PIRATE RADIO This latest ensemble comedy from Richard Curtis (Love Actually) harks back to the late ’60s when rock ‘n’ roll was banned from the staid BBC airwaves, forcing an intrepid crew of renegade djs to broadcast The Who, The Stones, Cream, etc, from an oil tanker in the North Sea, just outside British jurisdiction. Real-life pirate radio stations (like Radio Caroline) were a fact of life in ’60s Britain; names have been changed to protect the notorious. Bill Nighy, Philip Seymour Hoffman, and Rhys Ifans star. (R) 120 minutes.

PLANET 51 Think of E.T. in reverse in this animated comedy about a U.S. astronaut who lands on a supposedly uninhabited planet. (PG) 91 minutes.

PRECIOUS Lee Daniels’ masterful film, adapted from the 1996 novel, “Push,” by poet-turned-author Sapphire, shows how the tiniest flicker of compassion can transform a life of complete degradation into something triumphant. Gabourey Sidibe gives an astounding, adjective-defying performance in the title role, a wary, mountainous, hard-luck Harlem teenager who has learned to hide her spirit beneath protective layers of flesh and silence. But Sidibe reveals the vibrant, questing self inside the character with grace and a fierce authenticity. Mo’Nique is incendiary as the girl’s toxic mother in this uncompromising, inventive and rewarding film. (R) 109 minutes. (★★★★)—Lisa Jensen

THE PRINCESS AND THE FROG Reviewed this issue. (G) 97 minutes. (★★★1/2).
See Review by Lisa Jensen >>>

RED CLIFF Action director John Woo turns to the mystical martial arts spectacle with this vast, bloody epic of feudal warlords battling and out-foxing each other in 3rd Century China. The visual scale is humongous, the bloodletting frequent and exhausting. But the strategies are fascinating, and commanding actors (including Chinese superstar Tony Leung, and Sino-Japanese heartthrob Takeshi Kaneshiro) provide a soulful and spiritual underpinning to all the mayhem. (R) 148 minutes. In Mandarin with English subtitles. (★★★)—Lisa Jensen.

SKIN The plot revolves around the true story of a black South African girl born to white parents during the apartheid era. But the issues of identity, otherness, and separatism explored in Anthony Fabian’s affecting drama could just as easily apply to national, sexual, political, or religious intolerance, as well as racism—any of the artificial barriers that divide us from our fellow humans. The luminous Sophie Okoknedo is the woman caught between two worlds. Sam Neill is her volatile father, destroyed by his narrow obsession with her “rights,” in this persuasive tale of how separate is never equal. (PG-13) 107 minutes. (★★★) —Lisa Jensen.

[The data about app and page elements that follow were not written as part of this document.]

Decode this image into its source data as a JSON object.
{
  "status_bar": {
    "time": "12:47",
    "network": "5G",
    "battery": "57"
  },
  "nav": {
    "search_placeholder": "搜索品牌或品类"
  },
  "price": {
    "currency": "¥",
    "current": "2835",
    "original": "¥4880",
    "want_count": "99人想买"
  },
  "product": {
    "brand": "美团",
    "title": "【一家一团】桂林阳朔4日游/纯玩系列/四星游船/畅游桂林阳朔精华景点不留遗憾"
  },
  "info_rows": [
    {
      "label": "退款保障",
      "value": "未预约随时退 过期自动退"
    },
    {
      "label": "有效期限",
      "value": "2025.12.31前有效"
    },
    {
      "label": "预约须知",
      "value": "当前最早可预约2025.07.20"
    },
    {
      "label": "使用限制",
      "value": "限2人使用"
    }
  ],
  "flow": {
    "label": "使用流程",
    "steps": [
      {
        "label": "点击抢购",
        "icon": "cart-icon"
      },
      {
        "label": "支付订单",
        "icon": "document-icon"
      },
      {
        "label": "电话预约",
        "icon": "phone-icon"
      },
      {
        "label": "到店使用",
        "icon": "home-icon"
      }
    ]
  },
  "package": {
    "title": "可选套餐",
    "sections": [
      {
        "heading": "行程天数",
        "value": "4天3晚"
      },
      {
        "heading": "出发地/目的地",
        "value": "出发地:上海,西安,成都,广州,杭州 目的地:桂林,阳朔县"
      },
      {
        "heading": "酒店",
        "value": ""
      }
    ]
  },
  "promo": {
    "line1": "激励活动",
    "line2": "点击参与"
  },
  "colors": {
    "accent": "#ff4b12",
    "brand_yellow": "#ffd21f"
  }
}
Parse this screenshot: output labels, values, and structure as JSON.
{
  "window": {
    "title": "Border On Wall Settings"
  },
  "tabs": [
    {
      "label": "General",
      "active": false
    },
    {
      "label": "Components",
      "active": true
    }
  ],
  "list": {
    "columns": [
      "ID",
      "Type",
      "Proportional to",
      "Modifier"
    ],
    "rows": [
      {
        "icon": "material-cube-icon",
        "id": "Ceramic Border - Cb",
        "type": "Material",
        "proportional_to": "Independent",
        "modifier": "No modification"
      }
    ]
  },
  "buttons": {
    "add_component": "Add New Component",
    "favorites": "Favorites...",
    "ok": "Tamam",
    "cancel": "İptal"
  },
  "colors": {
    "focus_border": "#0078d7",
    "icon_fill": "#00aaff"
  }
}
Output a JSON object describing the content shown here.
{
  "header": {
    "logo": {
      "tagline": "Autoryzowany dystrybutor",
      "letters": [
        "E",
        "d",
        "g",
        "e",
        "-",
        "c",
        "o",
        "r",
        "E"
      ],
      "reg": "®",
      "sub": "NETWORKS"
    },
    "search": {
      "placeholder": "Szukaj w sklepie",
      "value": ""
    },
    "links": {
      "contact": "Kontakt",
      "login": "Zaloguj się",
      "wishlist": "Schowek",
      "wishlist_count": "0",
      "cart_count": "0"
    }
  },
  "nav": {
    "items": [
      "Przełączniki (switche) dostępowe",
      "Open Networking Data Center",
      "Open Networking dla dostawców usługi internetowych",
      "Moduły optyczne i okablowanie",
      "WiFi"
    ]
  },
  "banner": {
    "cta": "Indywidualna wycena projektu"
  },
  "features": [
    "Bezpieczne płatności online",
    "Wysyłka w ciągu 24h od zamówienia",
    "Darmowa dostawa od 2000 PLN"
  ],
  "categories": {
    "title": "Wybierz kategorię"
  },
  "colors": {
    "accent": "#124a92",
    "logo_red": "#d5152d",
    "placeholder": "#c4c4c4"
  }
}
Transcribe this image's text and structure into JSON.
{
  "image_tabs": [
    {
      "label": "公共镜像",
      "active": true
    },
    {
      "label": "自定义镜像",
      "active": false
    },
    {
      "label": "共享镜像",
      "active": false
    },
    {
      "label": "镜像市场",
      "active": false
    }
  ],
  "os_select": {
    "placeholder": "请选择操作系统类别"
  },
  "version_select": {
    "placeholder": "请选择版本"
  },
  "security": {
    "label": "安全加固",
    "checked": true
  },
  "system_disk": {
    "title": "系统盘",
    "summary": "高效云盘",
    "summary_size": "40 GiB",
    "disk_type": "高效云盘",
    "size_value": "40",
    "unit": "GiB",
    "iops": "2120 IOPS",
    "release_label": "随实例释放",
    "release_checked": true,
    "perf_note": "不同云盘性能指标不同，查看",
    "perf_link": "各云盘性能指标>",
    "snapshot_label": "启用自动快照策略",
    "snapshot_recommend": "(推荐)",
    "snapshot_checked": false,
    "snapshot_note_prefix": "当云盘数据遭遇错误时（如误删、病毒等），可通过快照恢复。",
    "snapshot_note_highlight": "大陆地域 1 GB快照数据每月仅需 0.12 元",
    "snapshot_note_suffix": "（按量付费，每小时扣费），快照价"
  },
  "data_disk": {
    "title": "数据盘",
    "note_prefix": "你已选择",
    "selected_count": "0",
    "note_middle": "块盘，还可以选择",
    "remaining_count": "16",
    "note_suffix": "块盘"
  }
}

2012 You have to wonder about a movie that purports to be about the “survivors” after “the end of the world.” John Cusack, Amanda Peet, Chiwetel Ejiofor, and Thandie Newton are among those caught up in the aftermath of disasters following the end of part (although, evidently not all) of the world.  (PG-13) 160 minutes.

THE TWILIGHT SAGA: NEW MOON Oy! Twilight. A brooding teenage gal who should be on some meds falls for an unavailable vamp, all the while avoiding the delicious advances of an available eco-sexual hunky-and-shirtless virgin teen werewolf. Yes. It’s a much more warped “Romeo & Juliet” for the texting generation. I just hate to see the therapy bills in 10 years. Robert Pattinson and Kristen Stewart get paid millions to moan and groan here but it’s Taylor Lautner that steals the show as a teen werewolf. Taylor meet Fame; Fame, meet Taylor. (And keep your shirt off.) Chris Weitz directs. (PG-13) 130 minutes. (★★)—Greg Archer

To Top